Consent to be Governed: the test of Ferguson-inspired protests

We need this information about the non-participating members of the community. The journalists have the skills to obtain this data. Unfortunately, they do not yet have the incentive to get this data. While one or two dissenting opinions may support a publication of an article, we need an extensive survey across the entire community. If the evidence is going to make a difference in the government-by-data approach, then we need at least as much evidence of the non-protesting population as we have of the protesting population. The protesters have been so vocal that this sets the bar pretty high.

Media’s Ferguson Fable, a morality tale of dark data

The huge deployment of professionally trained journalists was largely wasted in redundantly covering the protest scene covered by amateurs, when they could have pursue the larger story of obtaining the opinions of all of those who were not participating. Perhaps they were seething that their government was prevented from providing the government’s usually effective service of protecting their property and putting out the fires. Perhaps the silent super-majority has always given consent to a local government that provided services when they need it: such as when their businesses are being robbed or their property is on fire.

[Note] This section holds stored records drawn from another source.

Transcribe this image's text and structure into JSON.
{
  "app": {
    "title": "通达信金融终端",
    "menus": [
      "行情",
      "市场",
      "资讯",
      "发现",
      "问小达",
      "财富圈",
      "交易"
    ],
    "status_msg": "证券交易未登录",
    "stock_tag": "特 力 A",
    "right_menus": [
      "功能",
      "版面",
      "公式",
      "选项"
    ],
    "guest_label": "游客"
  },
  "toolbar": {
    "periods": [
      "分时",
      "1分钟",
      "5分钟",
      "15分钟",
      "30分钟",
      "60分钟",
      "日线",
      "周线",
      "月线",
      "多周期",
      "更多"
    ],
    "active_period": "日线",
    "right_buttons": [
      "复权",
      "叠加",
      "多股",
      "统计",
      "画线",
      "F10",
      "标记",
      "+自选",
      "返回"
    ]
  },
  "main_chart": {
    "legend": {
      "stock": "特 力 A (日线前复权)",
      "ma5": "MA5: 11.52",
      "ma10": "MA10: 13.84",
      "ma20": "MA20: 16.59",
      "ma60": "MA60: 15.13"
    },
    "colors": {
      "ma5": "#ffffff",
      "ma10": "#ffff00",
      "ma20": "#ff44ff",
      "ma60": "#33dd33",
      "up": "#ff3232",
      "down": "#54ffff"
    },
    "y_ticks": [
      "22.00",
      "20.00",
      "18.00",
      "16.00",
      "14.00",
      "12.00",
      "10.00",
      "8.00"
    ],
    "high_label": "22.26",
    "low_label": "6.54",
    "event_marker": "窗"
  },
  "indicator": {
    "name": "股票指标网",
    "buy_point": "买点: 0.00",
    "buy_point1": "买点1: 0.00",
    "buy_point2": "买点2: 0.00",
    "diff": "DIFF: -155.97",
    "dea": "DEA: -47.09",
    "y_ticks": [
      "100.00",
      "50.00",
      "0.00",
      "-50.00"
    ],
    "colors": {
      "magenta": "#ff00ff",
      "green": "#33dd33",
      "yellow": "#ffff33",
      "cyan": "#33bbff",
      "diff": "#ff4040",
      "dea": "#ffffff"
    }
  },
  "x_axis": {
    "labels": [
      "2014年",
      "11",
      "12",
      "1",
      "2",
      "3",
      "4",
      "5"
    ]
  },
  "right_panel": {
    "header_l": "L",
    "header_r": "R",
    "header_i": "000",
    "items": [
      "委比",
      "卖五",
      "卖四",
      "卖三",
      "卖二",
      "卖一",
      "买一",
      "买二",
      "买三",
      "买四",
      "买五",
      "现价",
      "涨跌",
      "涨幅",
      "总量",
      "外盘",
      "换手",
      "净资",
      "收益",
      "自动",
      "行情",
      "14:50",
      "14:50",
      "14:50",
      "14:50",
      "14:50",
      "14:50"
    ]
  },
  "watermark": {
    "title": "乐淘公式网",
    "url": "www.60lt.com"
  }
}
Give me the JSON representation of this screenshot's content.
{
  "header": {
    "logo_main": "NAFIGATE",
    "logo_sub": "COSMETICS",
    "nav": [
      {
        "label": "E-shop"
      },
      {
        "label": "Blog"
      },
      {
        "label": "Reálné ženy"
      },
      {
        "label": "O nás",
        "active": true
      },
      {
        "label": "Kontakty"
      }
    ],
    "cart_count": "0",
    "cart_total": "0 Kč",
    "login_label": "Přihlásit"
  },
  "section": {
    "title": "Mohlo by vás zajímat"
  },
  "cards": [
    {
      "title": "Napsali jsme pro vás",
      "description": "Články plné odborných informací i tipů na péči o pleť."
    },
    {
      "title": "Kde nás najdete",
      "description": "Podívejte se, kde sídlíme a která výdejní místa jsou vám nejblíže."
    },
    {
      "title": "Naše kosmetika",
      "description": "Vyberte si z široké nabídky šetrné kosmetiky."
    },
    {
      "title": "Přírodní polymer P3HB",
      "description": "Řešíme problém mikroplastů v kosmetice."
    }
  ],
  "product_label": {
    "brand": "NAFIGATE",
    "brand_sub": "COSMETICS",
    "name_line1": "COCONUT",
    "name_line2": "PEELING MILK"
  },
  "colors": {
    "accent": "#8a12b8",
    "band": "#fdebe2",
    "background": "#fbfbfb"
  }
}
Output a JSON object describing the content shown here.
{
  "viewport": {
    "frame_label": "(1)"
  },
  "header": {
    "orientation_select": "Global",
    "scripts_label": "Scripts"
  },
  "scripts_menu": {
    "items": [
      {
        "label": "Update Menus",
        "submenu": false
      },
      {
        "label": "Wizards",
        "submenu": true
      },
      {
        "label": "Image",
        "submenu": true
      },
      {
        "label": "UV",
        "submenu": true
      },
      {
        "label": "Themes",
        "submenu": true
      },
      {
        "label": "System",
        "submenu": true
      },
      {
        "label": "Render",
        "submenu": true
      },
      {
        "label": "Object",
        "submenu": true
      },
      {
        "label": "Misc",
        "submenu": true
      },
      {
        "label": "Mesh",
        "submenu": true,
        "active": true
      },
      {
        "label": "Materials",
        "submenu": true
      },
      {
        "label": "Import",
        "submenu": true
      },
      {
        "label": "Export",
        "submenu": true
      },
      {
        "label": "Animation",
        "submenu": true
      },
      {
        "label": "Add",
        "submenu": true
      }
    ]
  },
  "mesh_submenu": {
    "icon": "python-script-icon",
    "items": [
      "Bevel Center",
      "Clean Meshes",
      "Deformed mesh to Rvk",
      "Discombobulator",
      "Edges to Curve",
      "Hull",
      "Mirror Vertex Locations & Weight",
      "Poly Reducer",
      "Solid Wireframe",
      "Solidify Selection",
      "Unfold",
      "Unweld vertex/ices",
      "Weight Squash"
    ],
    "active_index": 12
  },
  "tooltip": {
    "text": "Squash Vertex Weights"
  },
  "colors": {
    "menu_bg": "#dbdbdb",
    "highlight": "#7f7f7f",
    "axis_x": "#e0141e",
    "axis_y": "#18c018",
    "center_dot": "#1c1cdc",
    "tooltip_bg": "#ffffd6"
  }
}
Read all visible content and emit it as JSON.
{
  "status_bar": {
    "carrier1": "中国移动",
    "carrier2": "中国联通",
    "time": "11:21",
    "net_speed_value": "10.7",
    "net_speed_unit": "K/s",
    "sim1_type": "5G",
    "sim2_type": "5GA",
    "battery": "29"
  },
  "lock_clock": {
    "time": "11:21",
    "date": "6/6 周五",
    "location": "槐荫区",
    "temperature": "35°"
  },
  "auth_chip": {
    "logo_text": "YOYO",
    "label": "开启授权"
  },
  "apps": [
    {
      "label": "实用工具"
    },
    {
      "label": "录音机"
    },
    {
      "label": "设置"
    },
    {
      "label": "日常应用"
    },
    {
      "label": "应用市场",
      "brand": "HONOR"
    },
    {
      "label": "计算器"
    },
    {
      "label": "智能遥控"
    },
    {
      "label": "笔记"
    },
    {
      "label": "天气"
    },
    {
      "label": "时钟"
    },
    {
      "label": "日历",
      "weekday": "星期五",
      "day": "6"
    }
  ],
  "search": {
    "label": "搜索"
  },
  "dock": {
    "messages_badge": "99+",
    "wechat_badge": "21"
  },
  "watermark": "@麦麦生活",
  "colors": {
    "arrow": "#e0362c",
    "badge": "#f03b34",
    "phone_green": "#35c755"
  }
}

We didn’t learn this because everyone was busy independently confirming that the protesters on the street were very upset.